#### Data extracts ####

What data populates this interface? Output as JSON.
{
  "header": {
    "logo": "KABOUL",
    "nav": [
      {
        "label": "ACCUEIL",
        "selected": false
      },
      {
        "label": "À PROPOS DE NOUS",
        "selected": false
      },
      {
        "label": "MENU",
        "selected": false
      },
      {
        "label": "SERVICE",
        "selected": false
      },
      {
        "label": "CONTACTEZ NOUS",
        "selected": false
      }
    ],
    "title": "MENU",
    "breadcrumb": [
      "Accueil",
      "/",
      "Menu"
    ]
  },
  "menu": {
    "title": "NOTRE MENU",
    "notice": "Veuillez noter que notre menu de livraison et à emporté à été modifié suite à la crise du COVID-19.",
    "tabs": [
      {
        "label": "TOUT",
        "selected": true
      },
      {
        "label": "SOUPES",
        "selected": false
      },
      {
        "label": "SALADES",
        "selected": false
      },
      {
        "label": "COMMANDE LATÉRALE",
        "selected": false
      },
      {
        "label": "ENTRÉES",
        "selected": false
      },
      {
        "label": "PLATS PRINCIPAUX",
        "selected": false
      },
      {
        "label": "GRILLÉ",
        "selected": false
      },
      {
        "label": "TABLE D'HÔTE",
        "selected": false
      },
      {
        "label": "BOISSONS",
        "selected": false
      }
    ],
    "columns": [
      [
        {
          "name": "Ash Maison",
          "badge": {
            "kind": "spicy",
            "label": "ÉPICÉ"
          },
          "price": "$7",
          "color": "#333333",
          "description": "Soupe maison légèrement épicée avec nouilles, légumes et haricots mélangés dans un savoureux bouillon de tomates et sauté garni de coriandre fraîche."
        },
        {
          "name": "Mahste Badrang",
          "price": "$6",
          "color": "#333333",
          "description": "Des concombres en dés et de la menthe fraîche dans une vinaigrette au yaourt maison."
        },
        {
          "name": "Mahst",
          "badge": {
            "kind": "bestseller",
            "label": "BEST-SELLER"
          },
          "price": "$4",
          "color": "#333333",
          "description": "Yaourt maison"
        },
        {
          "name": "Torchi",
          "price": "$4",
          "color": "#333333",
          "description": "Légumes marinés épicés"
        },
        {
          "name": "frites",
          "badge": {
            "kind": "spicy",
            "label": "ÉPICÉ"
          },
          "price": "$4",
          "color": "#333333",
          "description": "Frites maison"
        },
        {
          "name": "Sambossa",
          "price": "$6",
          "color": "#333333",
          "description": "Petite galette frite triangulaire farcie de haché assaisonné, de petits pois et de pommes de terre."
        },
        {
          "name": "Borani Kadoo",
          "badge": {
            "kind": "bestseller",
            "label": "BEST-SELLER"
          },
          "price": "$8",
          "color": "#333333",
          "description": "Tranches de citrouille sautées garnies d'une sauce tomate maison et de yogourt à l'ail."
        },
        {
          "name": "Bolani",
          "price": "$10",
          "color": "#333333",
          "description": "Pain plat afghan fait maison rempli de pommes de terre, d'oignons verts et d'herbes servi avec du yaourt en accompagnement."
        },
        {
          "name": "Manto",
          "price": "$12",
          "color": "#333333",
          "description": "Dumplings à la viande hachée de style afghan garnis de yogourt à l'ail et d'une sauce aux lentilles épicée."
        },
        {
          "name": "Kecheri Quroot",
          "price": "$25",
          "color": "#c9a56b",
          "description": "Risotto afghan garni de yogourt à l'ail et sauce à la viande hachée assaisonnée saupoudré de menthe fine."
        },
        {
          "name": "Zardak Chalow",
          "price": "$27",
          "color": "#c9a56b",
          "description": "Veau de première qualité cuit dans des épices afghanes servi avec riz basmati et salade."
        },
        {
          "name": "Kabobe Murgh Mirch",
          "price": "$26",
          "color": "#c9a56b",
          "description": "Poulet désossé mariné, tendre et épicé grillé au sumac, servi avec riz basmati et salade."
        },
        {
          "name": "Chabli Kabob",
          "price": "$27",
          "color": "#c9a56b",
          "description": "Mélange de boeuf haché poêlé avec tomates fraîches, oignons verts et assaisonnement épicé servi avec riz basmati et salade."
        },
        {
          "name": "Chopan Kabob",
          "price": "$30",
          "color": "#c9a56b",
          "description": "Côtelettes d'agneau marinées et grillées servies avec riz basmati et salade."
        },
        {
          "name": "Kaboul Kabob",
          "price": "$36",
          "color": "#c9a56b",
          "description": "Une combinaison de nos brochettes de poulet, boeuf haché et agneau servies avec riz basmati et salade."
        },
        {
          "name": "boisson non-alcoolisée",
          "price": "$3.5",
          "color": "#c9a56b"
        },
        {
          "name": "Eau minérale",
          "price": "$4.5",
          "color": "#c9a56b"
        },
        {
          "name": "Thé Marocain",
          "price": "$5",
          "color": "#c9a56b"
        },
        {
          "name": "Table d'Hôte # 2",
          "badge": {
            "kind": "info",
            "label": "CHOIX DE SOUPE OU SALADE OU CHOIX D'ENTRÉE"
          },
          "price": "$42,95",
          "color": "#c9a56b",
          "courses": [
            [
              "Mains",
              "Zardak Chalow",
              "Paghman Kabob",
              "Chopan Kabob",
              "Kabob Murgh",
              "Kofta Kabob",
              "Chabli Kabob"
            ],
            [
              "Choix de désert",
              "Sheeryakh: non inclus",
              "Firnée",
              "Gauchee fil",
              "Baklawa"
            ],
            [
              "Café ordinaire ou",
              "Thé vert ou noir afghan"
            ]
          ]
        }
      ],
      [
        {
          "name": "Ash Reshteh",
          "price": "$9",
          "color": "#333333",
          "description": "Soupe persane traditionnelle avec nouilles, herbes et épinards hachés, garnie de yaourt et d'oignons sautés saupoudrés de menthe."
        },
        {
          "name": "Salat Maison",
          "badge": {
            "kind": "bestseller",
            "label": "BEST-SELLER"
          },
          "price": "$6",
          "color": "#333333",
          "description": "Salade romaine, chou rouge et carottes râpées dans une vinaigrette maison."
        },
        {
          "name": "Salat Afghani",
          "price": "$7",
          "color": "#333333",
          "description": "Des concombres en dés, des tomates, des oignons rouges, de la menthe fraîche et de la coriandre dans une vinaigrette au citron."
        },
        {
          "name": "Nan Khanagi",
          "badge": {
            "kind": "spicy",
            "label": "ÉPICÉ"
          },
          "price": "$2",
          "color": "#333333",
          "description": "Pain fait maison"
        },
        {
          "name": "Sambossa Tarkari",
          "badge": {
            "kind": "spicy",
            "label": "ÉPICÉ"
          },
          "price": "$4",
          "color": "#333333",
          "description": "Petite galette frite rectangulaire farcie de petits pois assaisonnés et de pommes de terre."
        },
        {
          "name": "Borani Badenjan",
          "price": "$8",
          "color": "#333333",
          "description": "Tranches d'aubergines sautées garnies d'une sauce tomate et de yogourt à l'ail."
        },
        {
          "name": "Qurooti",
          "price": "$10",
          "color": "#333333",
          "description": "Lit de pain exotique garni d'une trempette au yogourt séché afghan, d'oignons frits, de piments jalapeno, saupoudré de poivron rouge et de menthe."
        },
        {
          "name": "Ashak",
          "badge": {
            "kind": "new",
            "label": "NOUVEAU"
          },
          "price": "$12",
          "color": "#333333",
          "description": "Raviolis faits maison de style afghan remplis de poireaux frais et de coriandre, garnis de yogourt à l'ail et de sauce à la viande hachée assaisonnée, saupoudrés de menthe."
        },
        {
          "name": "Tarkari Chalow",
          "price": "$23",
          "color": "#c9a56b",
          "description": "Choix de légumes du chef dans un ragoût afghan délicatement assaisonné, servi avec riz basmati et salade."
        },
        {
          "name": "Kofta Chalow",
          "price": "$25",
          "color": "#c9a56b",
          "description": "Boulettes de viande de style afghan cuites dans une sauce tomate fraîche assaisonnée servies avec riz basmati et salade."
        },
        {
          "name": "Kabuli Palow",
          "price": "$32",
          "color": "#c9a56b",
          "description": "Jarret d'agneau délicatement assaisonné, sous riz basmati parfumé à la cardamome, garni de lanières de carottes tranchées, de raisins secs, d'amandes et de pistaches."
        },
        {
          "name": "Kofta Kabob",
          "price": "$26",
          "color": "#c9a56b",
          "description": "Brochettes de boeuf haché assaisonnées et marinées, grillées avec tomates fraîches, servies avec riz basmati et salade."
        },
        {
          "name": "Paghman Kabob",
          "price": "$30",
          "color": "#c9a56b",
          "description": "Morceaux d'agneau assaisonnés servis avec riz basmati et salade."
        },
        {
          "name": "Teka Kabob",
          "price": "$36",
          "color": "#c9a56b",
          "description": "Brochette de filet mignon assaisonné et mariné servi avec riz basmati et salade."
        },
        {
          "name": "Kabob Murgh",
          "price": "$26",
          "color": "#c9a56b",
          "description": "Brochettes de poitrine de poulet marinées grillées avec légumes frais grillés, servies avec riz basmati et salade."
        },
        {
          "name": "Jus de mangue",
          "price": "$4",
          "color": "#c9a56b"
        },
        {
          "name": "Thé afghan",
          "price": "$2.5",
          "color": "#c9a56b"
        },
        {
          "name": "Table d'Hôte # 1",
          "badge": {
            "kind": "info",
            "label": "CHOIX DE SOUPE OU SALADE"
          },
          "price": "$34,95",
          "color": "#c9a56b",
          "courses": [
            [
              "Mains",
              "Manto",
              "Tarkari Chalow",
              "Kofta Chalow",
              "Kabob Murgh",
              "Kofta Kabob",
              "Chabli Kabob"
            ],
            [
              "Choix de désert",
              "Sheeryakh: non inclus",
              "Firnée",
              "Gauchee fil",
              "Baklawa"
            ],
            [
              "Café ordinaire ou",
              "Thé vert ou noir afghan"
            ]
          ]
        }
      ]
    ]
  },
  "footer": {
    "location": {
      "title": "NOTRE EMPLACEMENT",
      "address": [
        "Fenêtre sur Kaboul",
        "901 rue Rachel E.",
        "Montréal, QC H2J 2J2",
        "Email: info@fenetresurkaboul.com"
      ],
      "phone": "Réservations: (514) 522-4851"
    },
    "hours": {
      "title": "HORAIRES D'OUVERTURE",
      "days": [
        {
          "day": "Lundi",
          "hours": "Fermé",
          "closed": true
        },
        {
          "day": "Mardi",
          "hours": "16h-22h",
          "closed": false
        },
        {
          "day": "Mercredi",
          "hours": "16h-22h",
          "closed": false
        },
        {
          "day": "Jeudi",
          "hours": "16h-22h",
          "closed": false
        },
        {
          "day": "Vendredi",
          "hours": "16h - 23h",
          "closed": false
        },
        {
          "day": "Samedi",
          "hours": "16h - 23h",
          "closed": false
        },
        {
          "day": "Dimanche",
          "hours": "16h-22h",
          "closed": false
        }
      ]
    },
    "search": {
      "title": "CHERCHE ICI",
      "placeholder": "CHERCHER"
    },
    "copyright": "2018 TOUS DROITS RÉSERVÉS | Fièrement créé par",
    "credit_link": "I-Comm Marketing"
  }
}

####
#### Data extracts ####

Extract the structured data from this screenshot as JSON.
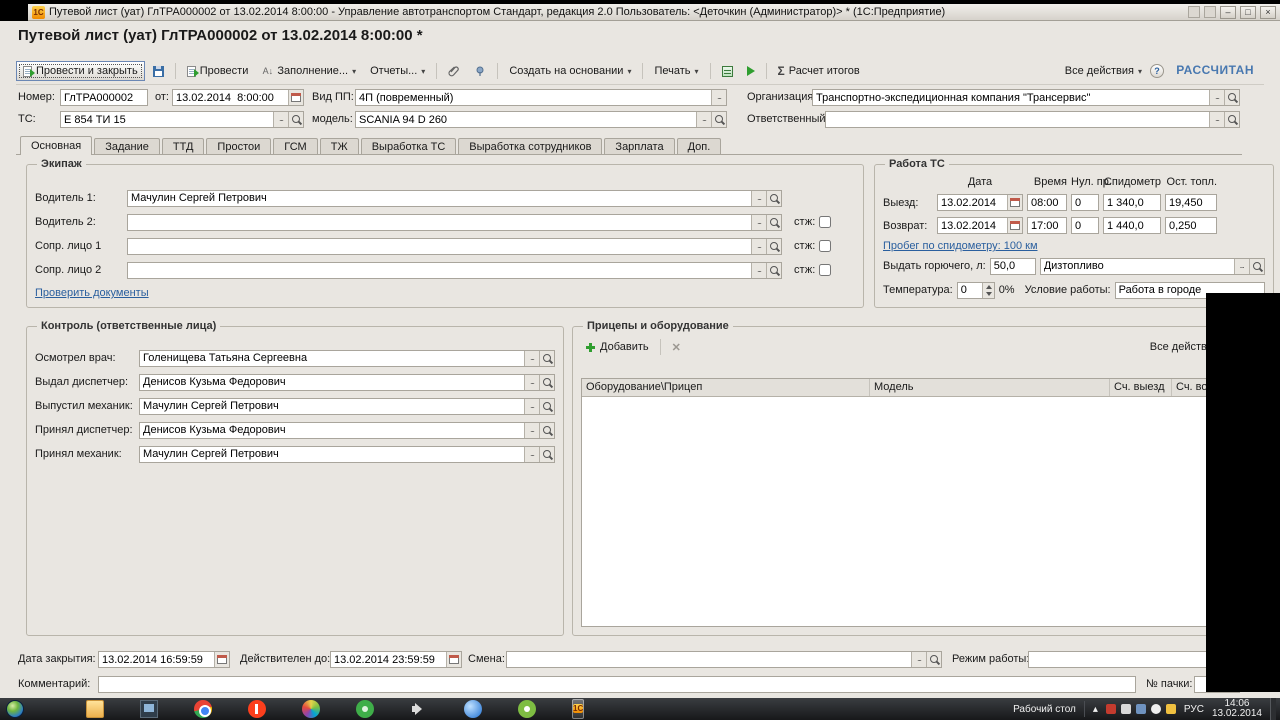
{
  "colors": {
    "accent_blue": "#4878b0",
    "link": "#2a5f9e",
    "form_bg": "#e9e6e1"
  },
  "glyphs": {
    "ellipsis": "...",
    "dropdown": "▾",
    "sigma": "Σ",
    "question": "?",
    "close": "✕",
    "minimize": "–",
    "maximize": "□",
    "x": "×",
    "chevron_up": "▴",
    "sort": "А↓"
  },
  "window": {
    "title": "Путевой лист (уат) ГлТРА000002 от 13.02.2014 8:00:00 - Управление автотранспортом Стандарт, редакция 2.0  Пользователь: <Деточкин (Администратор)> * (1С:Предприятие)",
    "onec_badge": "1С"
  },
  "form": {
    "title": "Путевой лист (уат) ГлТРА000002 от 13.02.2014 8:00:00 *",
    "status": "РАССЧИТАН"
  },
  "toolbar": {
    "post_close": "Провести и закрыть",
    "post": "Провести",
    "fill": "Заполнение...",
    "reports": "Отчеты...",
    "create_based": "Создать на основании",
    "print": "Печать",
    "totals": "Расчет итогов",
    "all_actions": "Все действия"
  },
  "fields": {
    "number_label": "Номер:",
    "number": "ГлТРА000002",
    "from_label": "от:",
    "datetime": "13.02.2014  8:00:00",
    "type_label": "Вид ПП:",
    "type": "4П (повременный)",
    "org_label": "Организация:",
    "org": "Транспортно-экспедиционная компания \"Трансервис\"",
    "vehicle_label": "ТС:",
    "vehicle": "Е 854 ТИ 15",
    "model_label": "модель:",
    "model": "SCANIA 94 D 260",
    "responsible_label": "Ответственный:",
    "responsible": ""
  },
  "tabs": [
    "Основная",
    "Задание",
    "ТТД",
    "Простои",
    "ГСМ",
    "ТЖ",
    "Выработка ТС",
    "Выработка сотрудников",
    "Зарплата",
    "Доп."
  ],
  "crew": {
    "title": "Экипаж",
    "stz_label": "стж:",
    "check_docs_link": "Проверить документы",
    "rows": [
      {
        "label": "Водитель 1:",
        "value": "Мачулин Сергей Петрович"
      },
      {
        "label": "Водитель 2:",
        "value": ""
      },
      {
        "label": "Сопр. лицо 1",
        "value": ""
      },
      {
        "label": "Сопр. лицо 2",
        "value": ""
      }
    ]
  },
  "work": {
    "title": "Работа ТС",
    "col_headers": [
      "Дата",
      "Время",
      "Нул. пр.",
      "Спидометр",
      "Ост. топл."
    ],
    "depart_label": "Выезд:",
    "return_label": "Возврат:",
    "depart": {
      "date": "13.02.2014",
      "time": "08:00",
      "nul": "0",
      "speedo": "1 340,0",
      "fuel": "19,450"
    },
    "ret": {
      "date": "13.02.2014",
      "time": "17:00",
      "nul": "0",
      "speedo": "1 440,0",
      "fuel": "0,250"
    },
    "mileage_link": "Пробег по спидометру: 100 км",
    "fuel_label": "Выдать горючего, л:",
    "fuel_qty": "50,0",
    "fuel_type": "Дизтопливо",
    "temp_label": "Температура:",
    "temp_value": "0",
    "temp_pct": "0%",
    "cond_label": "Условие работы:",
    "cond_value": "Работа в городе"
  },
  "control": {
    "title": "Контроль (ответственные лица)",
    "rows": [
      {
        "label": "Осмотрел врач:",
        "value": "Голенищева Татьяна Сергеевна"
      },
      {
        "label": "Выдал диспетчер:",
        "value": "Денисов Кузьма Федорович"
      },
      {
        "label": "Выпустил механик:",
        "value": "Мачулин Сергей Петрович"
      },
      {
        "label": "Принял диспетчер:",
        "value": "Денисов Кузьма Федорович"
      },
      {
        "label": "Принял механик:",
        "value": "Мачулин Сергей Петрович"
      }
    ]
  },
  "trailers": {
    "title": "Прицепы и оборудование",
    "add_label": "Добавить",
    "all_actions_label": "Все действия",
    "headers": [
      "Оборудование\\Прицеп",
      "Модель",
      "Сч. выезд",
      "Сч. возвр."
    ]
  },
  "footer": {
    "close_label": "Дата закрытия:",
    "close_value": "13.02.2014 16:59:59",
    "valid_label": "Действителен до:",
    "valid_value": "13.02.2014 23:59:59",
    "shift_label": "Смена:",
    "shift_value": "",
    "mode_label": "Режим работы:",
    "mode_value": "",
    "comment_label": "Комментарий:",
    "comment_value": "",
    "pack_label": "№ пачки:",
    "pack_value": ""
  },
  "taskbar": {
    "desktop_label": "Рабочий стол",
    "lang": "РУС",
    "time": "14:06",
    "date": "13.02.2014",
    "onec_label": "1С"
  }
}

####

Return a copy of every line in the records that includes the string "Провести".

    "post_close": "Провести и закрыть",
    "post": "Провести",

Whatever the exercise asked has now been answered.